Phase 1: PA Inheritance Taxes


Pennsylvania has an inheritance tax which is a tax on the inheritance of property, whether real or personal. It is not a tax on the property itself but is based on the value of the property.


Transfers that are subject to inheritance tax include:

  • Transfers made without any money passing hands (i.e., for $1.00 or for natural love and affection) made within one year of the transferor’s death.
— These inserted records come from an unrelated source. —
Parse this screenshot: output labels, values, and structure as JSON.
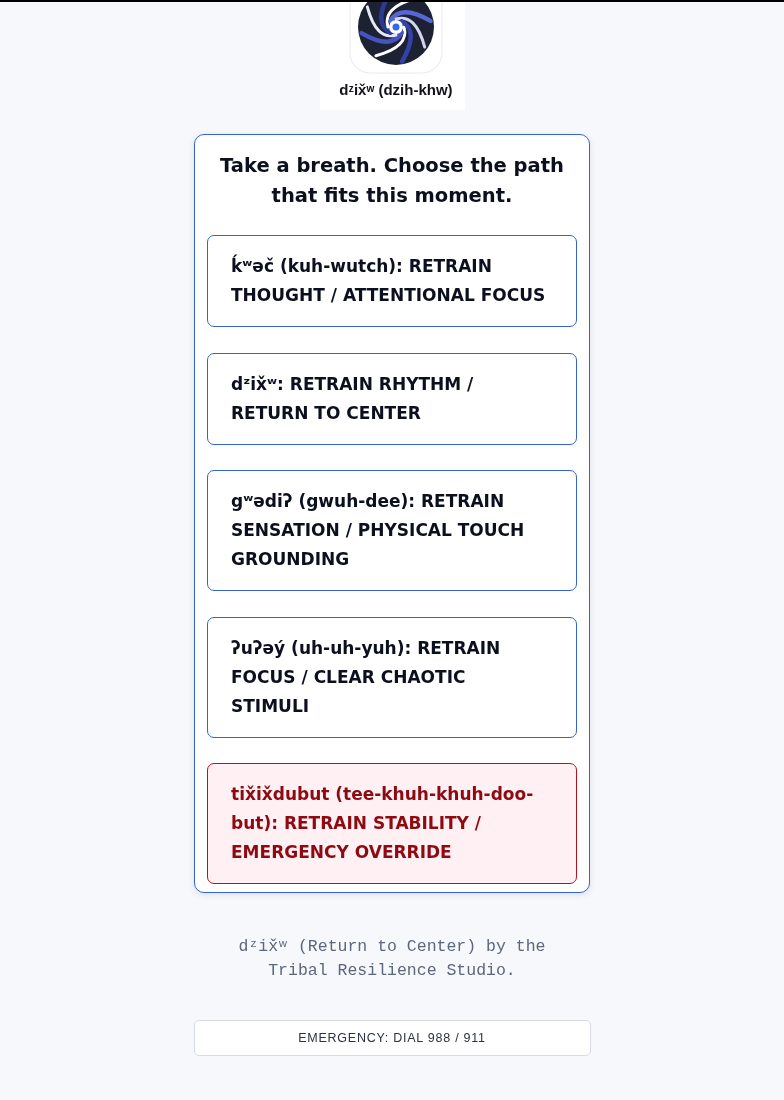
{
  "header": {
    "app_name": "dᶻix̌ʷ (dzih-khw)"
  },
  "card": {
    "title": "Take a breath. Choose the path that fits this moment.",
    "options": [
      {
        "kind": "standard",
        "label": "ḱʷəč (kuh-wutch): RETRAIN THOUGHT / ATTENTIONAL FOCUS"
      },
      {
        "kind": "standard",
        "label": "dᶻix̌ʷ: RETRAIN RHYTHM / RETURN TO CENTER"
      },
      {
        "kind": "standard",
        "label": "gʷədiʔ (gwuh-dee): RETRAIN SENSATION / PHYSICAL TOUCH GROUNDING"
      },
      {
        "kind": "standard",
        "label": "ʔuʔəý (uh-uh-yuh): RETRAIN FOCUS / CLEAR CHAOTIC STIMULI"
      },
      {
        "kind": "emergency",
        "label": "tix̌ix̌dubut (tee-khuh-khuh-doo-but): RETRAIN STABILITY / EMERGENCY OVERRIDE"
      }
    ]
  },
  "footer": {
    "credit": "dᶻix̌ʷ (Return to Center) by the Tribal Resilience Studio.",
    "emergency": "EMERGENCY: DIAL 988 / 911"
  }
}
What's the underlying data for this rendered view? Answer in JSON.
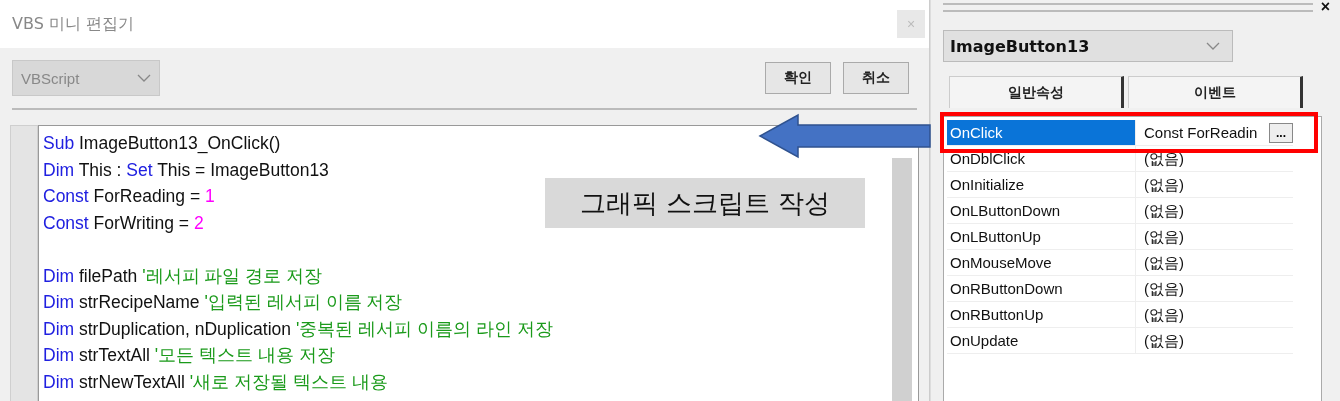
{
  "editor_window": {
    "title": "VBS 미니 편집기",
    "close": "×",
    "language_dropdown": {
      "value": "VBScript",
      "disabled": true
    },
    "buttons": [
      "확인",
      "취소"
    ],
    "code_lines": [
      {
        "segments": [
          {
            "kind": "keyword",
            "text": "Sub"
          },
          {
            "kind": "plain",
            "text": " ImageButton13_OnClick()"
          }
        ]
      },
      {
        "segments": [
          {
            "kind": "keyword",
            "text": "Dim"
          },
          {
            "kind": "plain",
            "text": " This : "
          },
          {
            "kind": "keyword",
            "text": "Set"
          },
          {
            "kind": "plain",
            "text": " This = ImageButton13"
          }
        ]
      },
      {
        "segments": [
          {
            "kind": "keyword",
            "text": "Const"
          },
          {
            "kind": "plain",
            "text": " ForReading = "
          },
          {
            "kind": "number",
            "text": "1"
          }
        ]
      },
      {
        "segments": [
          {
            "kind": "keyword",
            "text": "Const"
          },
          {
            "kind": "plain",
            "text": " ForWriting = "
          },
          {
            "kind": "number",
            "text": "2"
          }
        ]
      },
      {
        "kind": "blank"
      },
      {
        "segments": [
          {
            "kind": "keyword",
            "text": "Dim"
          },
          {
            "kind": "plain",
            "text": " filePath "
          },
          {
            "kind": "comment",
            "text": "'레서피 파일 경로 저장"
          }
        ]
      },
      {
        "segments": [
          {
            "kind": "keyword",
            "text": "Dim"
          },
          {
            "kind": "plain",
            "text": " strRecipeName "
          },
          {
            "kind": "comment",
            "text": "'입력된 레서피 이름 저장"
          }
        ]
      },
      {
        "segments": [
          {
            "kind": "keyword",
            "text": "Dim"
          },
          {
            "kind": "plain",
            "text": " strDuplication, nDuplication "
          },
          {
            "kind": "comment",
            "text": "'중복된 레서피 이름의 라인 저장"
          }
        ]
      },
      {
        "segments": [
          {
            "kind": "keyword",
            "text": "Dim"
          },
          {
            "kind": "plain",
            "text": " strTextAll "
          },
          {
            "kind": "comment",
            "text": "'모든 텍스트 내용 저장"
          }
        ]
      },
      {
        "segments": [
          {
            "kind": "keyword",
            "text": "Dim"
          },
          {
            "kind": "plain",
            "text": " strNewTextAll "
          },
          {
            "kind": "comment",
            "text": "'새로 저장될 텍스트 내용"
          }
        ]
      }
    ]
  },
  "annotation": {
    "label": "그래픽 스크립트 작성"
  },
  "properties_panel": {
    "close": "×",
    "object_dropdown": {
      "value": "ImageButton13"
    },
    "tabs": [
      "일반속성",
      "이벤트"
    ],
    "events": [
      {
        "name": "OnClick",
        "value": "Const ForReadin",
        "selected": true,
        "button": "..."
      },
      {
        "name": "OnDblClick",
        "value": "(없음)",
        "selected": false
      },
      {
        "name": "OnInitialize",
        "value": "(없음)",
        "selected": false
      },
      {
        "name": "OnLButtonDown",
        "value": "(없음)",
        "selected": false
      },
      {
        "name": "OnLButtonUp",
        "value": "(없음)",
        "selected": false
      },
      {
        "name": "OnMouseMove",
        "value": "(없음)",
        "selected": false
      },
      {
        "name": "OnRButtonDown",
        "value": "(없음)",
        "selected": false
      },
      {
        "name": "OnRButtonUp",
        "value": "(없음)",
        "selected": false
      },
      {
        "name": "OnUpdate",
        "value": "(없음)",
        "selected": false
      }
    ]
  }
}
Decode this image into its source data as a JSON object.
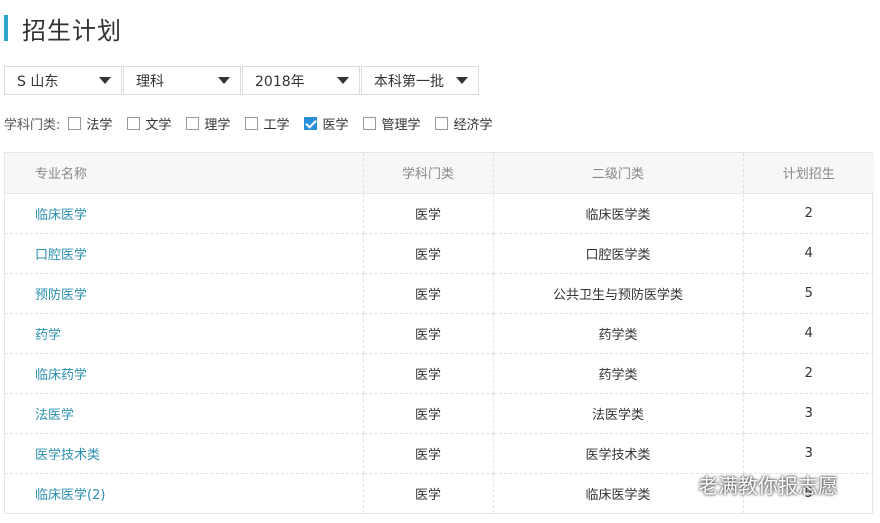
{
  "header": {
    "title": "招生计划"
  },
  "filters": {
    "province": "S 山东",
    "subject": "理科",
    "year": "2018年",
    "batch": "本科第一批"
  },
  "categories": {
    "label": "学科门类:",
    "items": [
      {
        "label": "法学",
        "checked": false
      },
      {
        "label": "文学",
        "checked": false
      },
      {
        "label": "理学",
        "checked": false
      },
      {
        "label": "工学",
        "checked": false
      },
      {
        "label": "医学",
        "checked": true
      },
      {
        "label": "管理学",
        "checked": false
      },
      {
        "label": "经济学",
        "checked": false
      }
    ]
  },
  "table": {
    "headers": [
      "专业名称",
      "学科门类",
      "二级门类",
      "计划招生"
    ],
    "rows": [
      [
        "临床医学",
        "医学",
        "临床医学类",
        "2"
      ],
      [
        "口腔医学",
        "医学",
        "口腔医学类",
        "4"
      ],
      [
        "预防医学",
        "医学",
        "公共卫生与预防医学类",
        "5"
      ],
      [
        "药学",
        "医学",
        "药学类",
        "4"
      ],
      [
        "临床药学",
        "医学",
        "药学类",
        "2"
      ],
      [
        "法医学",
        "医学",
        "法医学类",
        "3"
      ],
      [
        "医学技术类",
        "医学",
        "医学技术类",
        "3"
      ],
      [
        "临床医学(2)",
        "医学",
        "临床医学类",
        "5"
      ]
    ]
  },
  "watermark": {
    "text": "老满教你报志愿"
  },
  "colors": {
    "accent": "#2aa3c9",
    "link": "#2a8fb0",
    "checkbox": "#2a8fd6"
  }
}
This rule does not apply if the transfer is made for actual consideration, i.e, the buyer pays for the property.
  • Transfers where the grantor retains a life estate in the property.
  • Transfers where the grantor retains the power to alter, amend or revoke the interest transferred (for instance, revocable trusts).
  • When property is owned as “joint tenants with rights of survivorship and not as tenants in common,” upon the death of one of the “joint tenants,” his interest is taxable. This is not the situation where a husband and wife owns a property together and one of them dies. In that case there is no inheritance tax due.
  • Transfers made in consideration of the grantee’s promise to care for the grantor for life.


Transfers that are not subject to inheritance tax include:
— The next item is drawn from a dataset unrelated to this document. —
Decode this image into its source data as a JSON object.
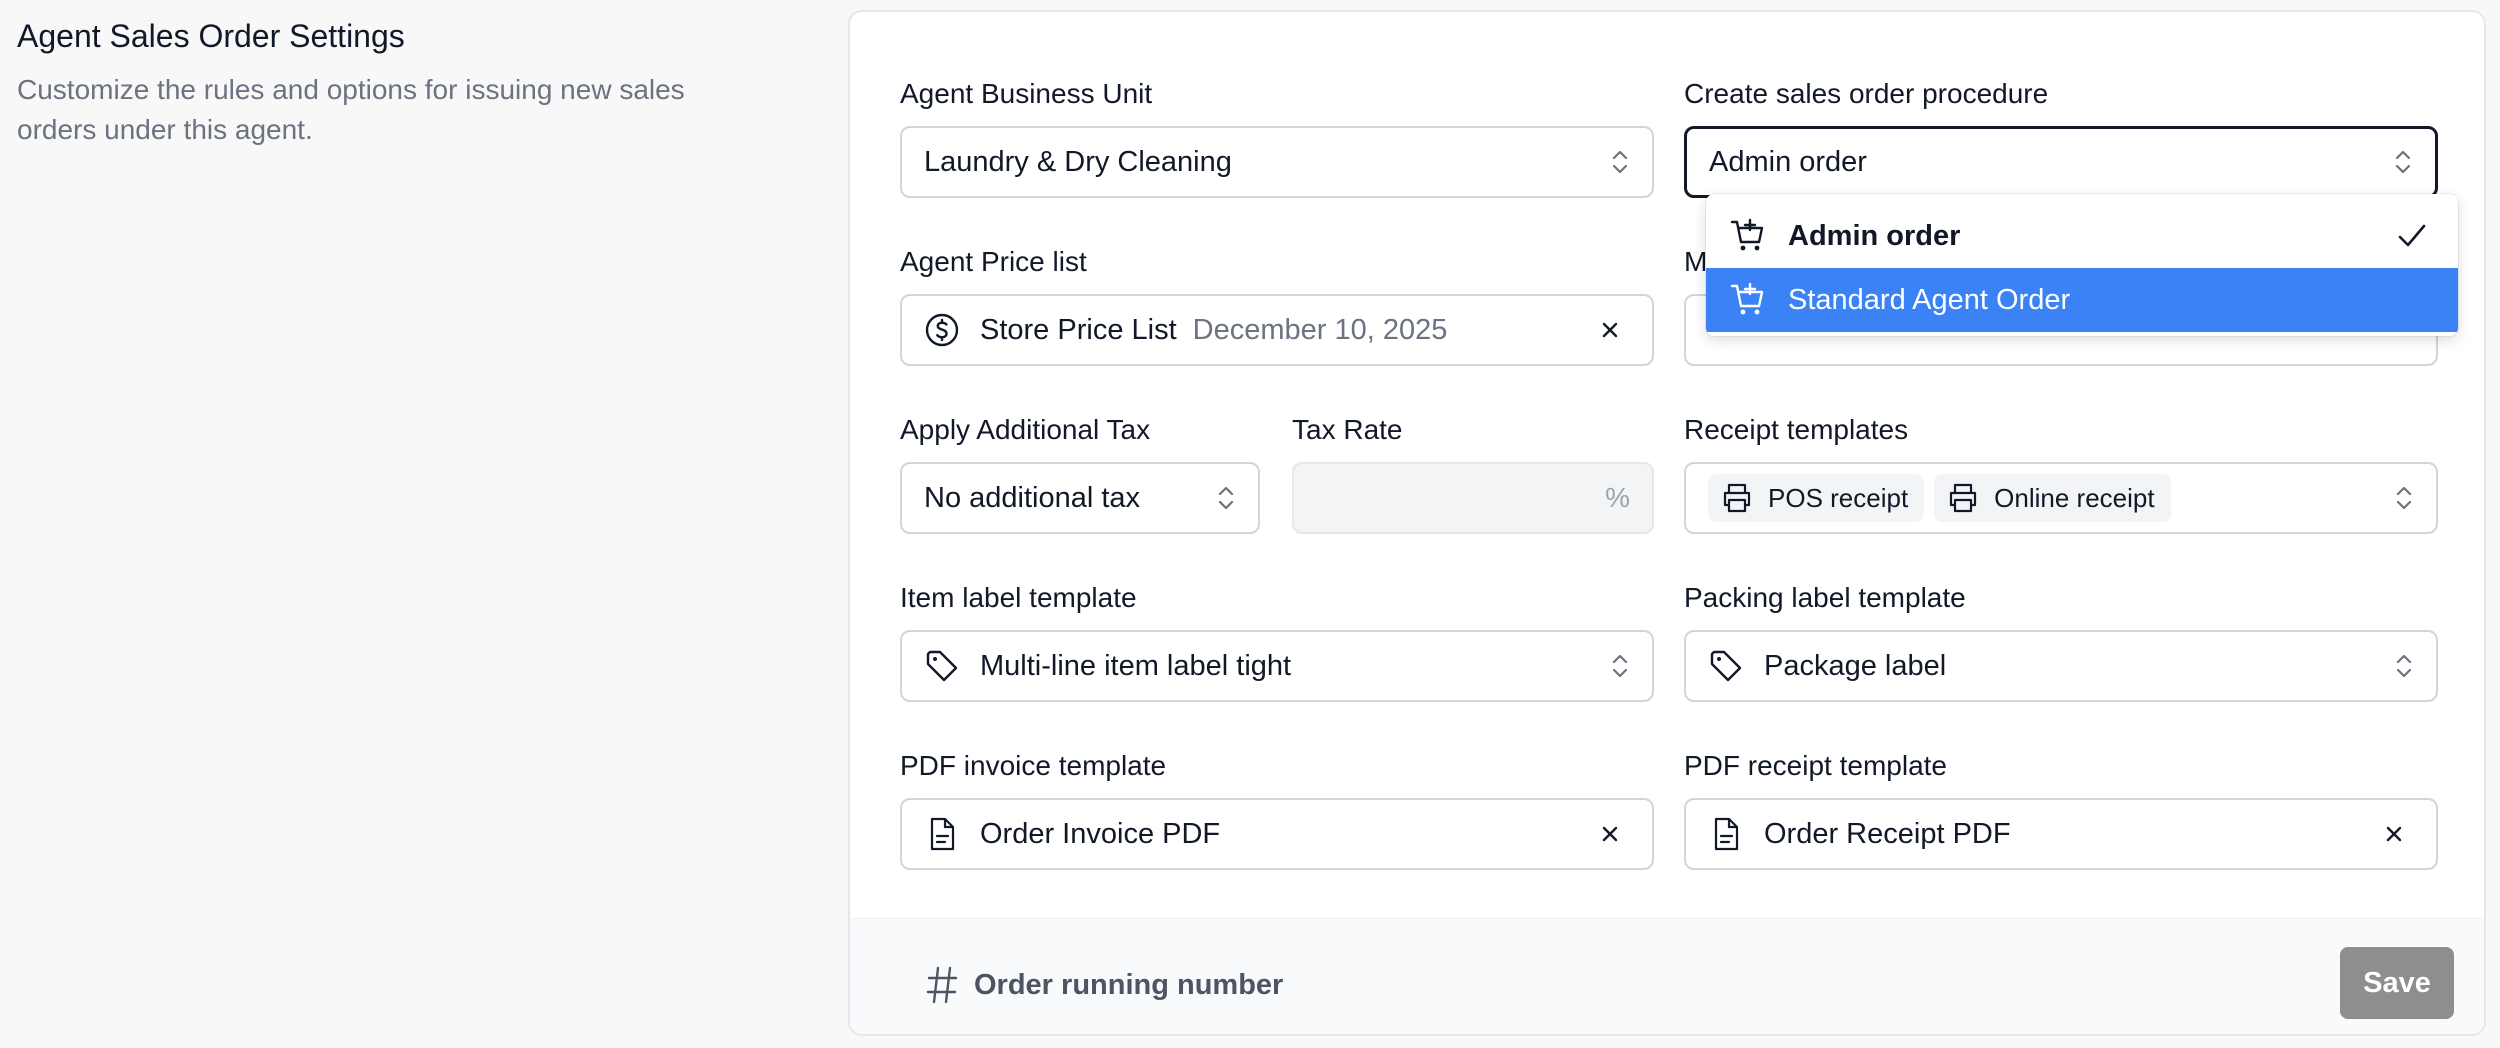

  • Transfers of property to federal or state government or any political subdivision.
  • Transfers to charitable organizations.
  • Transfers to irrevocable trusts as long as the grantor does not retain the income from the trust for his life.
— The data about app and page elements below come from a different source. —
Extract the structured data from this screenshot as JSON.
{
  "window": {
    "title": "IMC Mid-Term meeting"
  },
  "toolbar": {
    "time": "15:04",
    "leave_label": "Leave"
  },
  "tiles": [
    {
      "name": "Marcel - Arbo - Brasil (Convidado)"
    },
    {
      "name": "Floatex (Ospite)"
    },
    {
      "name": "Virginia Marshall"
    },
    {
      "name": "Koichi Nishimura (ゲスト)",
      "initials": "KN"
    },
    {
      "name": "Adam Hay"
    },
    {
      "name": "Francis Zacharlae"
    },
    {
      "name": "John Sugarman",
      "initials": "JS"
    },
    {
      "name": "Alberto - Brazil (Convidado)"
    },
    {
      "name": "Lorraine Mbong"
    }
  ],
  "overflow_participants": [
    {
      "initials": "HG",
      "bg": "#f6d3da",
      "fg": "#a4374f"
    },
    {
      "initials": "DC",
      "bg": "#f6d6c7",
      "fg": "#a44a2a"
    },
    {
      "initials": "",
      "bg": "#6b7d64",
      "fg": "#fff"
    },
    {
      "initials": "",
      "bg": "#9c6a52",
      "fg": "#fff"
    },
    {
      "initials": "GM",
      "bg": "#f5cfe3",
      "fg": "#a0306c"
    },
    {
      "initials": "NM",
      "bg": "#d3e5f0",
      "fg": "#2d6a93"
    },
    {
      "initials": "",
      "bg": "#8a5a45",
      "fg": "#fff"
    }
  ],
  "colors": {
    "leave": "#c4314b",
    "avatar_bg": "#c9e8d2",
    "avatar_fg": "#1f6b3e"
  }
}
The current inheritance tax rate for an individual who dies from July 1, 2000 to the present are as follows:

  • To a Spouse 0%
  • To a Parent, Grandparent, Child, Grandchildren, and Wife or Widow and Husband or Widowers of a Child 4.5% (one exception is a transfer from a child age 21 or younger, to a natural or adoptive or stepparent is 0%
  • To a Sibling 12%
  • To any person who does not fall in one of the above categories 15%


For an individual who dies prior to July 1, 2000, differing tax rates apply. Please consult Settlements, Ltd. if you have a question concerning any of the above.


Inheritance tax is based on the value of the transferred property as of the date of the transferor or decedent’s death (with allowable deductions such as expenses of the administration of the estate, funeral and burial expenses, property taxes, mortgages, liens of record, closings costs, other debts such as medical). Inheritance tax, if unpaid, is a lien upon real property. The lien relates back to the date of death. Nothing needs to be filed by the PA Department of Revenue to impose such a lien although the Department of Revenue may file a certificate of non-payment of inheritance tax within the 20 year lien period (the time the lien continues to exist). The filing of such a certificate extends the lien for a period of five years. The Department of Revenue can refile every five years in order to further extend the lien.